And then came the finale.
Sure, they saved a lot of the slower songs for the end, like “November Rain” – on which Axl still kills it on piano… though it was sad not to see Slash standing on the piano while Axel played, and “Knockin’ On Heaven’s Door.” And, sure, there was a gratuitous amount of solos (my theory is that these solos gave Axl time to recover and reenergize). But when they came back for the encore, we all knew what was coming. Ending with “Paradise City” is perhaps one of the best ideas they had the whole tour. It really ended the night with a high note of joy and kept everyone smiling and singing well after the house lights were turned on and we stampeded (slowly) out to the parking lot. Just after “Paradise City” (which is, perhaps, GnR’s true anthem), there was a flourish of fireworks and a jubilee of confetti shot into the air. Then the group bow, then they were gone. They played until about 12:30am. Most artists half their age don’t have this kind of stamina or passion. Amazing.
Truth be told, it was all worth it. The drive, the money (the show cost me around $430 when all was said and done), the fatigue… I literally witnessed music (and rock) history. But more than that, think of the joy this event will bring to people’s lives for years (even decades) into the future. People who got to see GnR in their heyday, got to see it (sorta) all over again. People who’ve never seen GnR (either the original band or the Axl-only line-up) got to witness something magical. Sure, it wasn’t the lightning in a bottle most people probably witnessed in the 80’s and 90’s in some small hole in the wall, some rundown theater or some large amphitheater, but it was close and in the end that’s all that really matters. We don’t need that exact moment in time repeated over and over, that’s no fun, no use to us. We’ll take a similar moment, or a new moment (one that, and I know this is unthinkable) has flaws that make it all the more real and human for us.
I’ll take that over perfection (or the nostalgia-tainted view of perfection) any day.
Overall rating: 4.5 out of 5 stars.
If you like this show/tour you might also like: Aerosmith, Cheap Trick / Joan Jett, Def Leppard / REO Speedwagon, Alice Cooper
GnR’s Set List:
Looney Tunes Intro
The Equalizer (Harry Gregson-Williams song)
- It’s So Easy
- Mr. Brownstone
- Chinese Democracy

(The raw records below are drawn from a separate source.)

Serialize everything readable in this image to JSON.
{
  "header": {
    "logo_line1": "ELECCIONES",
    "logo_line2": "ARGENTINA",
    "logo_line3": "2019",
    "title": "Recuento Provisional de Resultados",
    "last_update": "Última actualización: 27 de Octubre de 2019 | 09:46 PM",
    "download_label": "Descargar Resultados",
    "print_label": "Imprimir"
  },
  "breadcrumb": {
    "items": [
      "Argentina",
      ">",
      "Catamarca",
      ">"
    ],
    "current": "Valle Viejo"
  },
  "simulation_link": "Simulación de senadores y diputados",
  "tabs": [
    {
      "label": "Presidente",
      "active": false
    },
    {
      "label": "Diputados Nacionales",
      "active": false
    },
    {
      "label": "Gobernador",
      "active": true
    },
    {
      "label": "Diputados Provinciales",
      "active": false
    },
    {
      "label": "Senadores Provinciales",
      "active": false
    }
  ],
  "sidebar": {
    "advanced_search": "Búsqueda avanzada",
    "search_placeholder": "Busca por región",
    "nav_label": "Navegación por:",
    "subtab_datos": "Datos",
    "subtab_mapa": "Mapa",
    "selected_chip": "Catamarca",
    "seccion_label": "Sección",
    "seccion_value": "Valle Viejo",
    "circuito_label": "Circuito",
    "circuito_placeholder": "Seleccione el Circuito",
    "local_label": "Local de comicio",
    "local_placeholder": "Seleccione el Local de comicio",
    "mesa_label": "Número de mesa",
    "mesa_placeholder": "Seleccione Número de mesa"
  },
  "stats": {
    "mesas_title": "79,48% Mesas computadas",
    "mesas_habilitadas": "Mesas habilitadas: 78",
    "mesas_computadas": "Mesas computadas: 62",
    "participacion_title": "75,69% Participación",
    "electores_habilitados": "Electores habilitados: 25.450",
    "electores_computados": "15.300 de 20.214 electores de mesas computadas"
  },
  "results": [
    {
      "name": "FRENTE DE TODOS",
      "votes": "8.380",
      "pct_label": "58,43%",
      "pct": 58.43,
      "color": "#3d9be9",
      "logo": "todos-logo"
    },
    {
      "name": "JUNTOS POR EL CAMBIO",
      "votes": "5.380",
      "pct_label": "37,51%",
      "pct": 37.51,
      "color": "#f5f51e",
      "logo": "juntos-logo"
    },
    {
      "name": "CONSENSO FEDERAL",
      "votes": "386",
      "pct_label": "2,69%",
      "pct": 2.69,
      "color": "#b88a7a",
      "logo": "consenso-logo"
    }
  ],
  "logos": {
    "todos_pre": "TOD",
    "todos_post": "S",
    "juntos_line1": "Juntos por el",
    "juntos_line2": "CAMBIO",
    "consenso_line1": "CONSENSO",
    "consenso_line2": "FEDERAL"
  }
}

- Welcome to the Jungle
- Double Talkin’ Jive
- Live and Let Die (Wings cover)
- Rocket Queen
- You Could Be Mine
- Attitude (Misfits cover) (with “You Can’t Put Your Arms)
- This I Love
- Civil War (with “Voodoo Child” outro)
- Coma (with band introductions)
- Sweet Child O’ Mine (with “Speak Softly Love (Love )
- Out Ta Get Me (with Steven Adler)
- My Michelle (with Steven Adler)
- Slash & Fortus Guitar Duet (“Wish You Were Here” by Pink Floyd)
- November Rain (with “Layla” piano exit intro)
- Knockin’ on Heaven’s Door (Bob Dylan cover)
- The Seeker (The Who cover)
- Paradise City